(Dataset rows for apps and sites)

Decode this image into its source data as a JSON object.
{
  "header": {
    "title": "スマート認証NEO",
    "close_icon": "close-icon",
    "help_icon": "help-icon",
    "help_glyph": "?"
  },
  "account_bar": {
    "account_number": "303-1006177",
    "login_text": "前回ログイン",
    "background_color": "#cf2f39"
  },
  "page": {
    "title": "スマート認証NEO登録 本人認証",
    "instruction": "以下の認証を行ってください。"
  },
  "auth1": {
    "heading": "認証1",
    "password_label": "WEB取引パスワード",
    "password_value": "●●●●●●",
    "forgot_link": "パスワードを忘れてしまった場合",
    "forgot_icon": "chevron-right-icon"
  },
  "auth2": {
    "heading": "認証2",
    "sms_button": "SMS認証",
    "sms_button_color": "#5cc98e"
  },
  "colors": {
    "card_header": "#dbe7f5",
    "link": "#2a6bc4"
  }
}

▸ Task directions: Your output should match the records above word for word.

▸ The completed task:
Decode this image into its source data as a JSON object.
{
  "header": {
    "title": "スマート認証NEO",
    "close_icon": "close-icon",
    "help_icon": "help-icon",
    "help_glyph": "?"
  },
  "account_bar": {
    "account_number": "303-1006177",
    "login_text": "前回ログイン",
    "background_color": "#cf2f39"
  },
  "page": {
    "title": "スマート認証NEO登録 本人認証",
    "instruction": "以下の認証を行ってください。"
  },
  "auth1": {
    "heading": "認証1",
    "password_label": "WEB取引パスワード",
    "password_value": "●●●●●●",
    "forgot_link": "パスワードを忘れてしまった場合",
    "forgot_icon": "chevron-right-icon"
  },
  "auth2": {
    "heading": "認証2",
    "sms_button": "SMS認証",
    "sms_button_color": "#5cc98e"
  },
  "colors": {
    "card_header": "#dbe7f5",
    "link": "#2a6bc4"
  }
}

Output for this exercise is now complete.